**AIM OF THE EXERCISE:**
All records that follow are to be output exactly.

**DATA EXCERPTS:**

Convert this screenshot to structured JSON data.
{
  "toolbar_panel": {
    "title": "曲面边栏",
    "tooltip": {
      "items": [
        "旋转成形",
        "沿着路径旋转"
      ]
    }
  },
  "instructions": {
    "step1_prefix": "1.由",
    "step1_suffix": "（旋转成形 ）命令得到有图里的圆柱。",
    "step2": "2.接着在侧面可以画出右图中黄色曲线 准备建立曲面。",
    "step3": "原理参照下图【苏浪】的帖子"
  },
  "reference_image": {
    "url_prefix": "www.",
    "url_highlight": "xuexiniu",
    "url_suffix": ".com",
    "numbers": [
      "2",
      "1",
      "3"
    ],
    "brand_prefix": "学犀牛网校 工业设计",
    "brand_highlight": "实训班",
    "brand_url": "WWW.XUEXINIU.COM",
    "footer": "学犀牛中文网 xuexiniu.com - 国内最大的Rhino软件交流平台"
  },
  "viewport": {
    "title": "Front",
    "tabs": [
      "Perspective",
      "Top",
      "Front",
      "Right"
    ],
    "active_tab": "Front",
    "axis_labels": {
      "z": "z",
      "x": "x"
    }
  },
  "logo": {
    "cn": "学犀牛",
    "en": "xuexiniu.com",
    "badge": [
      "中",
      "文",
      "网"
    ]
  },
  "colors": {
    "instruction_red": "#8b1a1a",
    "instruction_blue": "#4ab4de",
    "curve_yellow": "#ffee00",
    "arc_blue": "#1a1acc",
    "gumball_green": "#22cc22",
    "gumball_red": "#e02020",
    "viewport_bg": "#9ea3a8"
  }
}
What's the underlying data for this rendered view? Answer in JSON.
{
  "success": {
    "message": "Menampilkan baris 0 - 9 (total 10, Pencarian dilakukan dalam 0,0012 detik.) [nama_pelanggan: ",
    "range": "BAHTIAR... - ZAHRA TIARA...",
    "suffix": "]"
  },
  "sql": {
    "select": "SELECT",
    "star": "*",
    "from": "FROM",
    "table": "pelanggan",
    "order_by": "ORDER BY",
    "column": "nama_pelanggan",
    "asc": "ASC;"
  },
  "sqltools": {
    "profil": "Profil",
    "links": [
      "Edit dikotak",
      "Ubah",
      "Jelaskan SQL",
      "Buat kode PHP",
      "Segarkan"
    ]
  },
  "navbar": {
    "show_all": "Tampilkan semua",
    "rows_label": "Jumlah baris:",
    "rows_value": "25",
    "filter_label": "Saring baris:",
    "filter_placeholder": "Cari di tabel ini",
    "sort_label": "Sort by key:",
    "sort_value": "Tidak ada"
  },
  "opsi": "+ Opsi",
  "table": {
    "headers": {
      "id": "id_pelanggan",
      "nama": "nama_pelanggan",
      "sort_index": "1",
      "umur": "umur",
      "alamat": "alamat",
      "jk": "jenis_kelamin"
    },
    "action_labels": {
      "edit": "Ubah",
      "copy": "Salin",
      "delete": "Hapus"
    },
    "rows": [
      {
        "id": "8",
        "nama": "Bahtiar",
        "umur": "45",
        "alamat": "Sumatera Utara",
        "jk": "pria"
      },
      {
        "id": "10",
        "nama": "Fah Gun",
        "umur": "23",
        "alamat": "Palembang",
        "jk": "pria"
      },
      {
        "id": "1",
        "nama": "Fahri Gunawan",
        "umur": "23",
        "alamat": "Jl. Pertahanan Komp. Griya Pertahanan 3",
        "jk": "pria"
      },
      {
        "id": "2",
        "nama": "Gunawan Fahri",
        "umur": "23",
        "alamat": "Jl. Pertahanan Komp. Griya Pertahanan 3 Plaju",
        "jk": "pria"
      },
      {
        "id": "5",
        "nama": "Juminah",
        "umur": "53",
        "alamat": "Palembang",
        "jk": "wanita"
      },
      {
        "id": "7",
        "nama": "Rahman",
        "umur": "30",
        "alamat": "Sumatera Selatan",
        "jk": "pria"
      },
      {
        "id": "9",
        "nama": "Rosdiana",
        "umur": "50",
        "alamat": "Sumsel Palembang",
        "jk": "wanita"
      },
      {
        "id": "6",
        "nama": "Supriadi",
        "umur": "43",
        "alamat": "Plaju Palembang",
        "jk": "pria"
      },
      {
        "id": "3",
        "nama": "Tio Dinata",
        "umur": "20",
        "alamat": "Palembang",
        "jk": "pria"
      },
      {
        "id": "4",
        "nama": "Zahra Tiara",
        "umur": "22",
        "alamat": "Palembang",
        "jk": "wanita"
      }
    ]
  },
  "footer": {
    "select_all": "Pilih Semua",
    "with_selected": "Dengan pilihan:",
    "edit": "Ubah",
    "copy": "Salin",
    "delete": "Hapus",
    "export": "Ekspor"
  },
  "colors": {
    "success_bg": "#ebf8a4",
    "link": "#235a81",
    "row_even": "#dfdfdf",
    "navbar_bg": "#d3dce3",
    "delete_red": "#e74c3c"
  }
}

**TASK OUTPUT:**
Convert this screenshot to structured JSON data.
{
  "toolbar_panel": {
    "title": "曲面边栏",
    "tooltip": {
      "items": [
        "旋转成形",
        "沿着路径旋转"
      ]
    }
  },
  "instructions": {
    "step1_prefix": "1.由",
    "step1_suffix": "（旋转成形 ）命令得到有图里的圆柱。",
    "step2": "2.接着在侧面可以画出右图中黄色曲线 准备建立曲面。",
    "step3": "原理参照下图【苏浪】的帖子"
  },
  "reference_image": {
    "url_prefix": "www.",
    "url_highlight": "xuexiniu",
    "url_suffix": ".com",
    "numbers": [
      "2",
      "1",
      "3"
    ],
    "brand_prefix": "学犀牛网校 工业设计",
    "brand_highlight": "实训班",
    "brand_url": "WWW.XUEXINIU.COM",
    "footer": "学犀牛中文网 xuexiniu.com - 国内最大的Rhino软件交流平台"
  },
  "viewport": {
    "title": "Front",
    "tabs": [
      "Perspective",
      "Top",
      "Front",
      "Right"
    ],
    "active_tab": "Front",
    "axis_labels": {
      "z": "z",
      "x": "x"
    }
  },
  "logo": {
    "cn": "学犀牛",
    "en": "xuexiniu.com",
    "badge": [
      "中",
      "文",
      "网"
    ]
  },
  "colors": {
    "instruction_red": "#8b1a1a",
    "instruction_blue": "#4ab4de",
    "curve_yellow": "#ffee00",
    "arc_blue": "#1a1acc",
    "gumball_green": "#22cc22",
    "gumball_red": "#e02020",
    "viewport_bg": "#9ea3a8"
  }
}
What's the underlying data for this rendered view? Answer in JSON.
{
  "success": {
    "message": "Menampilkan baris 0 - 9 (total 10, Pencarian dilakukan dalam 0,0012 detik.) [nama_pelanggan: ",
    "range": "BAHTIAR... - ZAHRA TIARA...",
    "suffix": "]"
  },
  "sql": {
    "select": "SELECT",
    "star": "*",
    "from": "FROM",
    "table": "pelanggan",
    "order_by": "ORDER BY",
    "column": "nama_pelanggan",
    "asc": "ASC;"
  },
  "sqltools": {
    "profil": "Profil",
    "links": [
      "Edit dikotak",
      "Ubah",
      "Jelaskan SQL",
      "Buat kode PHP",
      "Segarkan"
    ]
  },
  "navbar": {
    "show_all": "Tampilkan semua",
    "rows_label": "Jumlah baris:",
    "rows_value": "25",
    "filter_label": "Saring baris:",
    "filter_placeholder": "Cari di tabel ini",
    "sort_label": "Sort by key:",
    "sort_value": "Tidak ada"
  },
  "opsi": "+ Opsi",
  "table": {
    "headers": {
      "id": "id_pelanggan",
      "nama": "nama_pelanggan",
      "sort_index": "1",
      "umur": "umur",
      "alamat": "alamat",
      "jk": "jenis_kelamin"
    },
    "action_labels": {
      "edit": "Ubah",
      "copy": "Salin",
      "delete": "Hapus"
    },
    "rows": [
      {
        "id": "8",
        "nama": "Bahtiar",
        "umur": "45",
        "alamat": "Sumatera Utara",
        "jk": "pria"
      },
      {
        "id": "10",
        "nama": "Fah Gun",
        "umur": "23",
        "alamat": "Palembang",
        "jk": "pria"
      },
      {
        "id": "1",
        "nama": "Fahri Gunawan",
        "umur": "23",
        "alamat": "Jl. Pertahanan Komp. Griya Pertahanan 3",
        "jk": "pria"
      },
      {
        "id": "2",
        "nama": "Gunawan Fahri",
        "umur": "23",
        "alamat": "Jl. Pertahanan Komp. Griya Pertahanan 3 Plaju",
        "jk": "pria"
      },
      {
        "id": "5",
        "nama": "Juminah",
        "umur": "53",
        "alamat": "Palembang",
        "jk": "wanita"
      },
      {
        "id": "7",
        "nama": "Rahman",
        "umur": "30",
        "alamat": "Sumatera Selatan",
        "jk": "pria"
      },
      {
        "id": "9",
        "nama": "Rosdiana",
        "umur": "50",
        "alamat": "Sumsel Palembang",
        "jk": "wanita"
      },
      {
        "id": "6",
        "nama": "Supriadi",
        "umur": "43",
        "alamat": "Plaju Palembang",
        "jk": "pria"
      },
      {
        "id": "3",
        "nama": "Tio Dinata",
        "umur": "20",
        "alamat": "Palembang",
        "jk": "pria"
      },
      {
        "id": "4",
        "nama": "Zahra Tiara",
        "umur": "22",
        "alamat": "Palembang",
        "jk": "wanita"
      }
    ]
  },
  "footer": {
    "select_all": "Pilih Semua",
    "with_selected": "Dengan pilihan:",
    "edit": "Ubah",
    "copy": "Salin",
    "delete": "Hapus",
    "export": "Ekspor"
  },
  "colors": {
    "success_bg": "#ebf8a4",
    "link": "#235a81",
    "row_even": "#dfdfdf",
    "navbar_bg": "#d3dce3",
    "delete_red": "#e74c3c"
  }
}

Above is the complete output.